* What you need to do:
Please print the listing that follows word for word, but skip any pictures it holds.

▼

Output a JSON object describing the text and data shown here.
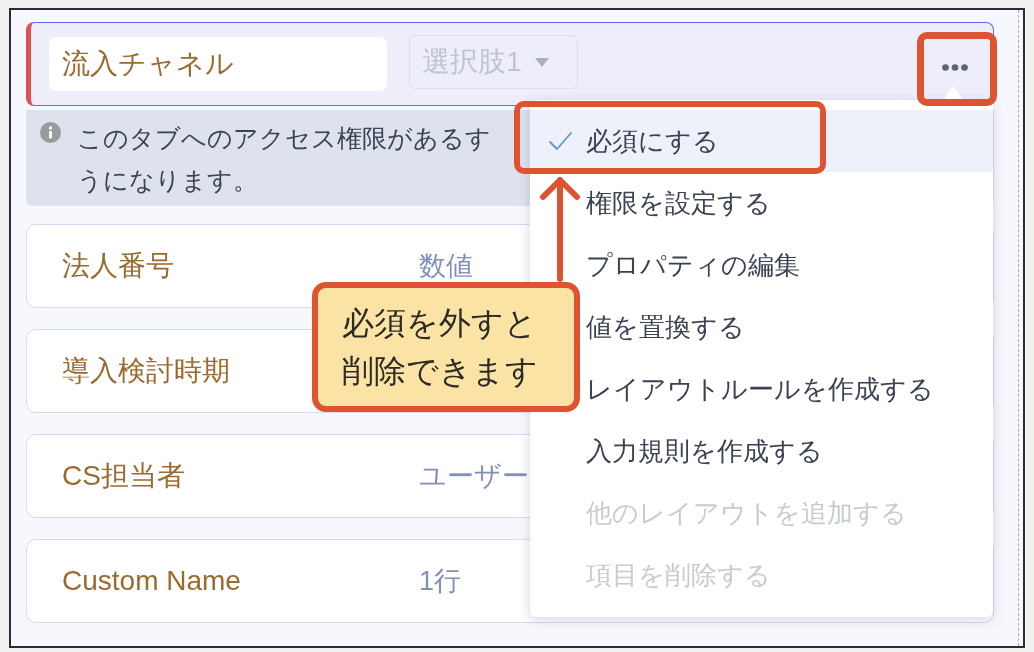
{
  "fields": [
    {
      "name": "流入チャネル",
      "type": "選択肢1",
      "selected": true,
      "required": true,
      "notice": [
        "このタブへのアクセス権限があるす",
        "うになります。"
      ]
    },
    {
      "name": "法人番号",
      "type": "数値",
      "selected": false,
      "required": false
    },
    {
      "name": "導入検討時期",
      "selected": false,
      "required": false
    },
    {
      "name": "CS担当者",
      "type": "ユーザー",
      "selected": false,
      "required": false
    },
    {
      "name": "Custom Name",
      "type": "1行",
      "selected": false,
      "required": false
    }
  ],
  "menu": {
    "items": [
      {
        "label": "必須にする",
        "checked": true,
        "disabled": false
      },
      {
        "label": "権限を設定する",
        "checked": false,
        "disabled": false
      },
      {
        "label": "プロパティの編集",
        "checked": false,
        "disabled": false
      },
      {
        "label": "値を置換する",
        "checked": false,
        "disabled": false
      },
      {
        "label": "レイアウトルールを作成する",
        "checked": false,
        "disabled": false
      },
      {
        "label": "入力規則を作成する",
        "checked": false,
        "disabled": false
      },
      {
        "label": "他のレイアウトを追加する",
        "checked": false,
        "disabled": true
      },
      {
        "label": "項目を削除する",
        "checked": false,
        "disabled": true
      }
    ]
  },
  "callout": {
    "text": "必須を外すと削除できます"
  }
}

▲

* Output for this task:
Output a JSON object describing the text and data shown here.
{
  "fields": [
    {
      "name": "流入チャネル",
      "type": "選択肢1",
      "selected": true,
      "required": true,
      "notice": [
        "このタブへのアクセス権限があるす",
        "うになります。"
      ]
    },
    {
      "name": "法人番号",
      "type": "数値",
      "selected": false,
      "required": false
    },
    {
      "name": "導入検討時期",
      "selected": false,
      "required": false
    },
    {
      "name": "CS担当者",
      "type": "ユーザー",
      "selected": false,
      "required": false
    },
    {
      "name": "Custom Name",
      "type": "1行",
      "selected": false,
      "required": false
    }
  ],
  "menu": {
    "items": [
      {
        "label": "必須にする",
        "checked": true,
        "disabled": false
      },
      {
        "label": "権限を設定する",
        "checked": false,
        "disabled": false
      },
      {
        "label": "プロパティの編集",
        "checked": false,
        "disabled": false
      },
      {
        "label": "値を置換する",
        "checked": false,
        "disabled": false
      },
      {
        "label": "レイアウトルールを作成する",
        "checked": false,
        "disabled": false
      },
      {
        "label": "入力規則を作成する",
        "checked": false,
        "disabled": false
      },
      {
        "label": "他のレイアウトを追加する",
        "checked": false,
        "disabled": true
      },
      {
        "label": "項目を削除する",
        "checked": false,
        "disabled": true
      }
    ]
  },
  "callout": {
    "text": "必須を外すと削除できます"
  }
}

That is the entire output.